This email I received as a (failed) entrant indicates that there were 5,081 entries this year; and 21 short listed entries. Regional winners will be announced in May and the overall winner will be named in July.
And FYI: “The Short Story Prize is Commonwealth Writers’ flagship project, attracting entries from almost every single country of the Commonwealth. We appreciate all the entries we receive: not only do we celebrate the winners and shortlisted writers, but a number of entries also feature in our anthologies and on our sister website, adda. We also run a series of creative writing workshops related to the Short Story Prize, and will be sure to contact you if any of these are organized for your area.
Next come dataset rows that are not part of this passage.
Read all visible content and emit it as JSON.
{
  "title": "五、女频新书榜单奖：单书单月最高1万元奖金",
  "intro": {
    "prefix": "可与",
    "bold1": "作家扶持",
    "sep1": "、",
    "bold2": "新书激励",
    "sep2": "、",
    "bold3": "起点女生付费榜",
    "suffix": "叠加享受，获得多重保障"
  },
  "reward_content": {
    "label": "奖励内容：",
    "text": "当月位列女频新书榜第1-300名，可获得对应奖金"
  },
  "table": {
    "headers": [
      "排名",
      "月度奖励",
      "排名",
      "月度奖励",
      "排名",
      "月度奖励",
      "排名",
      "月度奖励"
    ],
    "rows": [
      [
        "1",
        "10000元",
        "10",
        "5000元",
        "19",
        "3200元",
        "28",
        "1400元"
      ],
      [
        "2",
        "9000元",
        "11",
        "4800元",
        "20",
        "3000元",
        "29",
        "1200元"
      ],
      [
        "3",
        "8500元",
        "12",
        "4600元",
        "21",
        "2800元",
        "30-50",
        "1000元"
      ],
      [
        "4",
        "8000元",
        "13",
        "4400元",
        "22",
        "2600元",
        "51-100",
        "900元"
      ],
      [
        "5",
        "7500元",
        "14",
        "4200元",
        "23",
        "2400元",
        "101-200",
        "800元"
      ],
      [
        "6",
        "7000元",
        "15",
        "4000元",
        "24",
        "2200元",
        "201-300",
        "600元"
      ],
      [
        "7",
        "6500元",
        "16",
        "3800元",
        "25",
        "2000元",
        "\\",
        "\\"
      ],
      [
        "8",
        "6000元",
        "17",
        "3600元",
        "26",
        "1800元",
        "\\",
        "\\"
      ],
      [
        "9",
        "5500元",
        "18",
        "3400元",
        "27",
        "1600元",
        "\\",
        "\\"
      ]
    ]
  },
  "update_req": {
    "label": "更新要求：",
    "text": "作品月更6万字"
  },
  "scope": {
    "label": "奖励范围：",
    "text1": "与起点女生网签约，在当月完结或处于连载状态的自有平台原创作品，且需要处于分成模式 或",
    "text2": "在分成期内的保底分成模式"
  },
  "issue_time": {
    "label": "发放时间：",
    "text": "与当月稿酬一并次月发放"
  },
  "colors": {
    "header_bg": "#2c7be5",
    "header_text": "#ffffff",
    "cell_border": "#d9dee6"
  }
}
Please do keep writing and sending us your entries.” Their email address is: firstname.lastname@example.org
So the email links to the actual news re winners – and right away I have to shout out Barbados’ Shakirah Bourne and Alexia Tolas of the Bahamas (both of whom I participated in a Commonwealth Writers workshop with last year – though I knew Shakirah before).
They are two of the four from the Caribbean still in the running – Shakirah for ‘A Hurricane & The Price of Fish’ and Alexia for ‘Granma’s Porch’; the other two are Guyana’s Kevin Garbaran for ‘The Ol’ Higue on Market Street’ and Trinidad and Tobago’s Rashad Hosein for and ‘Oats’ by Rashad Hosein.
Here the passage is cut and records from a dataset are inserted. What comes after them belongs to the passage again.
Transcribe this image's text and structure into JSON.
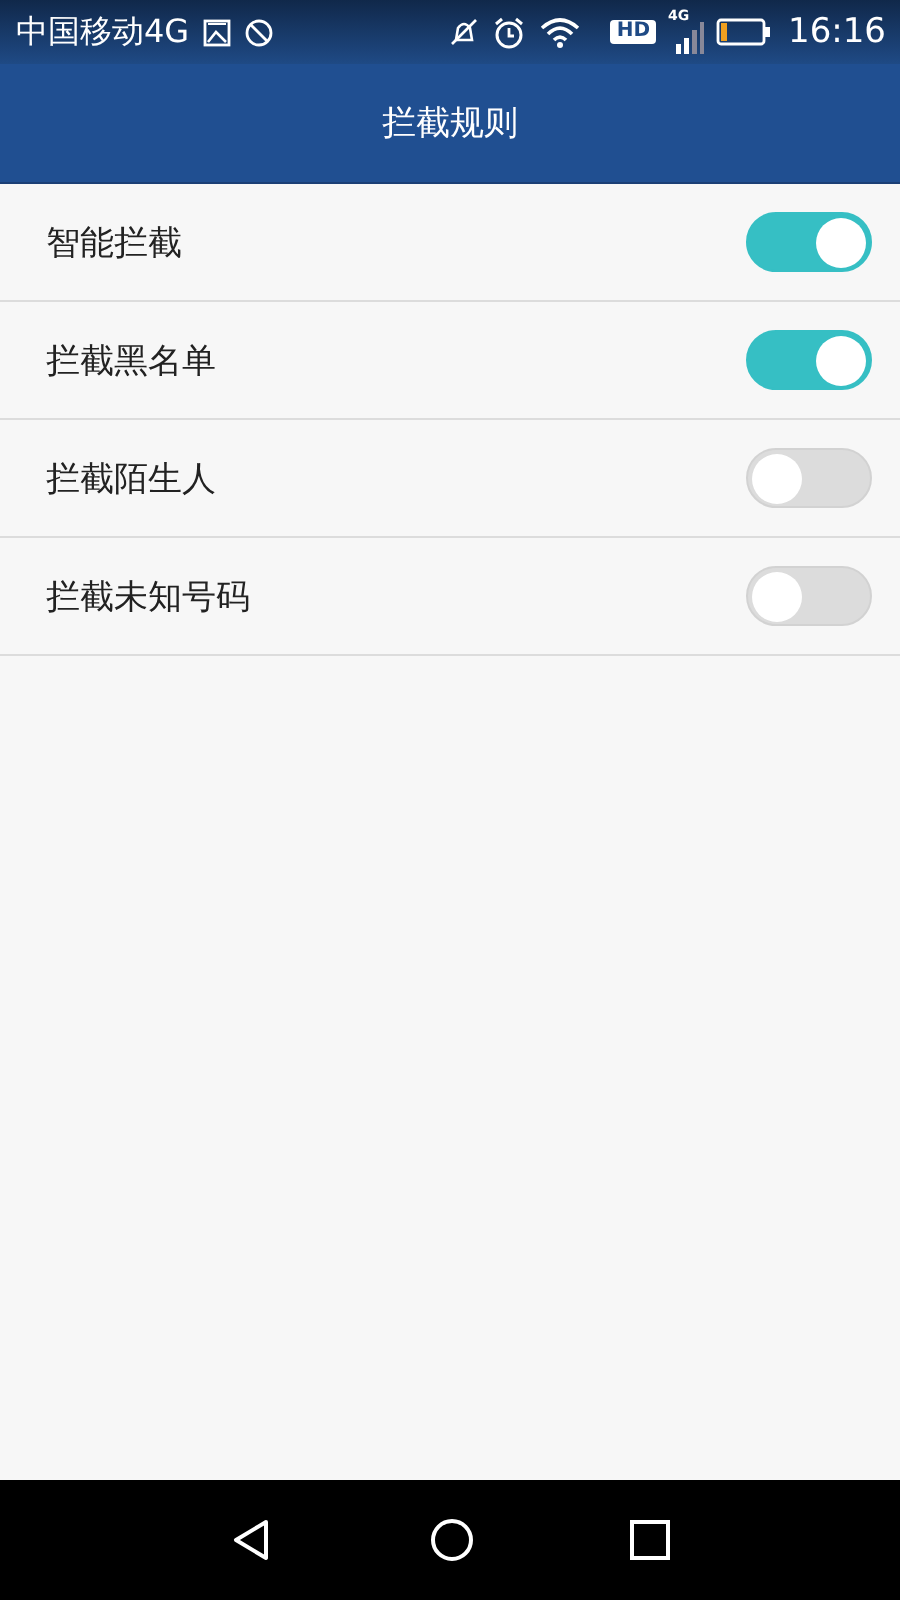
{
  "status_bar": {
    "carrier": "中国移动4G",
    "hd_badge": "HD",
    "network_type": "4G",
    "time": "16:16"
  },
  "header": {
    "title": "拦截规则"
  },
  "settings": [
    {
      "label": "智能拦截",
      "on": true
    },
    {
      "label": "拦截黑名单",
      "on": true
    },
    {
      "label": "拦截陌生人",
      "on": false
    },
    {
      "label": "拦截未知号码",
      "on": false
    }
  ]
}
There are short listed writers from across the Commonwealth and you can read the full list here. Of the list internationally acclaimed author and 2019 prize judge Caryl Philips (whose roots are in St. Kitts-Nevis) said, “The vitality and importance of the short story form is abundantly clear in this impressive shortlist of stories from around the world. These authors have dared to imagine into the lives of an amazingly wide range of characters and their stories explore situations that are both regional and universal. Almost as impressive as the number of entrants and the quality of the shortlist, is the amount of work that the panel of judges have invested in this process. They have read carefully, debated with great sensitivity, and been mindful of cultural traditions as they have collectively reached their decision. Compared to many literary prizes, the Commonwealth Short Story Prize is still young. However, with each passing year the prize gains importance within the literary world. It offers a unique opportunity to read and think across borders, and to connect imaginations from around the globe. It has been a great honour to be a part of the judging of the 2019 prize.”
The announcement gives some teasers; I’ll just share the blurbs of the Caribbean ones:
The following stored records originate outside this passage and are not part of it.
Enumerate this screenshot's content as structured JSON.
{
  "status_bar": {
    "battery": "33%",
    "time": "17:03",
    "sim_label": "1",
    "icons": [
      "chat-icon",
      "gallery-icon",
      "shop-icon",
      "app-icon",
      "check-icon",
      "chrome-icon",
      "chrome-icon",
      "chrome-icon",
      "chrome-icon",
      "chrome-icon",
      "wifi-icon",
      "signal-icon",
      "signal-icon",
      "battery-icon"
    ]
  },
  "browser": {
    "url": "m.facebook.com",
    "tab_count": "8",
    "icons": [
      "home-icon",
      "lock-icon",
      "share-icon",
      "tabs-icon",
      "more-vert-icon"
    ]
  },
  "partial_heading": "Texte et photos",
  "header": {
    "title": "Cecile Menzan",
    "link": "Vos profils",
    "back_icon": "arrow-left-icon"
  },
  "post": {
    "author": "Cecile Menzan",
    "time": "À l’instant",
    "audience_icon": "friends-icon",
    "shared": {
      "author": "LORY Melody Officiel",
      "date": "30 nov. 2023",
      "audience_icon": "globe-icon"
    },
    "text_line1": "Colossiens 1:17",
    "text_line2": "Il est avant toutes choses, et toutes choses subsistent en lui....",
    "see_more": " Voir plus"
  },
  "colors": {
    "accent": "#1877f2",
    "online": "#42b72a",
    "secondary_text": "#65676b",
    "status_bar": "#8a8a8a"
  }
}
“The unlikely romance between a no-nonsense market vendor and a retired swindler has dire consequences on the price of fish during hurricane season.” – A Hurricane & The Price of Fish
“Folktales and Jumbie stories take a dark turn after young Devika decides to investigate the rumours of an Ol’ Higue living in her village.” – The Ol’ Higue on Market Street
“Fearing for his life, Forceripe Frederick obeys the blind obeah man after breaking his window. His request: read to him. This is a story about an old man who keeps oats in his pocket and a troubled teen who learns why.” – Oats
“Abandoned by her father on her grandmother’s porch, Helena fumbles along the delicate border between adolescence and adulthood, guided by the past traumas of her friends and family and her troubled first love.” – Granma’s Porch
Congrats to all the winners; Caribbean, come through.
As with all content on wadadlipen.wordpress.com, except otherwise noted, this is written by Joanne C. Hillhouse (author of The Boy from Willow Bend, Dancing Nude in the Moonlight, Oh Gad!, Musical Youth, With Grace, and Lost! A Caribbean Sea Adventure). All Rights Reserved. If you enjoyed it, check out my page on Amazon, WordPress, and/or Facebook, and help spread the word about Wadadli Pen and my books. You can also subscribe to the site to keep up with future updates. Thanks.